Exercise aim:
The required answer is a copy of each line in the entries below that includes "JSON".

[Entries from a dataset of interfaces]
· · · · · · ·

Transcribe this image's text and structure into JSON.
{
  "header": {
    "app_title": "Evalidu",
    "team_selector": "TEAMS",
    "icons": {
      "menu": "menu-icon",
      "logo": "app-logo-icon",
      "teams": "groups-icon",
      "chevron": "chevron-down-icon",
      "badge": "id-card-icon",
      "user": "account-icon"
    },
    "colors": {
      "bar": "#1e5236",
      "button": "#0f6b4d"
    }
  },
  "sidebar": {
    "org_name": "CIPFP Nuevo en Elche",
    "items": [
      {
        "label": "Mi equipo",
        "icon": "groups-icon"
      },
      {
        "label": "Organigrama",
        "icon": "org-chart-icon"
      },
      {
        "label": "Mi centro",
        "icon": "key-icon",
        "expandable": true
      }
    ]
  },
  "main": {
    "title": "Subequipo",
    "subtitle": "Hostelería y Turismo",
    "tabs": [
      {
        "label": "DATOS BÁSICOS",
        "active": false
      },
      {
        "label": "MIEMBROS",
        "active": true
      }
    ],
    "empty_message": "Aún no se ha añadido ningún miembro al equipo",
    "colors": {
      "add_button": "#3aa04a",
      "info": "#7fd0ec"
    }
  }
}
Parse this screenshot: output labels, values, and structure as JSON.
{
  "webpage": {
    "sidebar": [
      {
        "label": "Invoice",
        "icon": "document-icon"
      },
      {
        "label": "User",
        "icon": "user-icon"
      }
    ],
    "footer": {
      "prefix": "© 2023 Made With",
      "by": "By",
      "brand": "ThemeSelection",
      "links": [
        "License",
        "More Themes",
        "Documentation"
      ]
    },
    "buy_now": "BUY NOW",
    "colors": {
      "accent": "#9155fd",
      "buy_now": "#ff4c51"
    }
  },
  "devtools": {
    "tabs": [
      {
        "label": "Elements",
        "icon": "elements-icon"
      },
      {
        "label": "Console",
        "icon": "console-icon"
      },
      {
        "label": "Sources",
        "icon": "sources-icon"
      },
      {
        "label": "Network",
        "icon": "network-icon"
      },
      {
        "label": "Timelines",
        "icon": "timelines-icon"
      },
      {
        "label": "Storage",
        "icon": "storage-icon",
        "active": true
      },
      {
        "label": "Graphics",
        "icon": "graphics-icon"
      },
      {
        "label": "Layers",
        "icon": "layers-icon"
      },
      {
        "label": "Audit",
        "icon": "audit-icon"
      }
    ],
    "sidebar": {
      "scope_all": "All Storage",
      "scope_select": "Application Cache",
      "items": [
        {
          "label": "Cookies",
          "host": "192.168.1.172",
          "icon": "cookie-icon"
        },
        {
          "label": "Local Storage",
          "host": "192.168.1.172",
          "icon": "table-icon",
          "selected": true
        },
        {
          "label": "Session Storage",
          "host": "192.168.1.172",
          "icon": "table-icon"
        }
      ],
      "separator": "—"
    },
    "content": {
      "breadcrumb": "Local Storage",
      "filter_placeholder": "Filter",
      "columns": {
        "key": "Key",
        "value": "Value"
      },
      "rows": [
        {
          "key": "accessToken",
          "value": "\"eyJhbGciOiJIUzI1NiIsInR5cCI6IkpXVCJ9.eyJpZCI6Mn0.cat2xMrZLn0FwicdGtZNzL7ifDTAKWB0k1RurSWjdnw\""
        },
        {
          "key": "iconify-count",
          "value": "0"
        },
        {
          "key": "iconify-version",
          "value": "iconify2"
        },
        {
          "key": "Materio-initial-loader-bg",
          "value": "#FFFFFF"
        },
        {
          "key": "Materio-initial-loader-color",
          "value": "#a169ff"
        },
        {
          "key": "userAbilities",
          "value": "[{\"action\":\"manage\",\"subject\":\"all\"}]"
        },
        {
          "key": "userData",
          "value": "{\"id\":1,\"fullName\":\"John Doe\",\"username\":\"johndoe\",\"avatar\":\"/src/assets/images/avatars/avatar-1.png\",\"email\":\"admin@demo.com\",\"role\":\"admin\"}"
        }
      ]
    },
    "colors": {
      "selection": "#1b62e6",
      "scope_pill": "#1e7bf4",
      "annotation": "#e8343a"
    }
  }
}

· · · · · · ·

Completed exercise:
Transcribe this image's text and structure into JSON.
Parse this screenshot: output labels, values, and structure as JSON.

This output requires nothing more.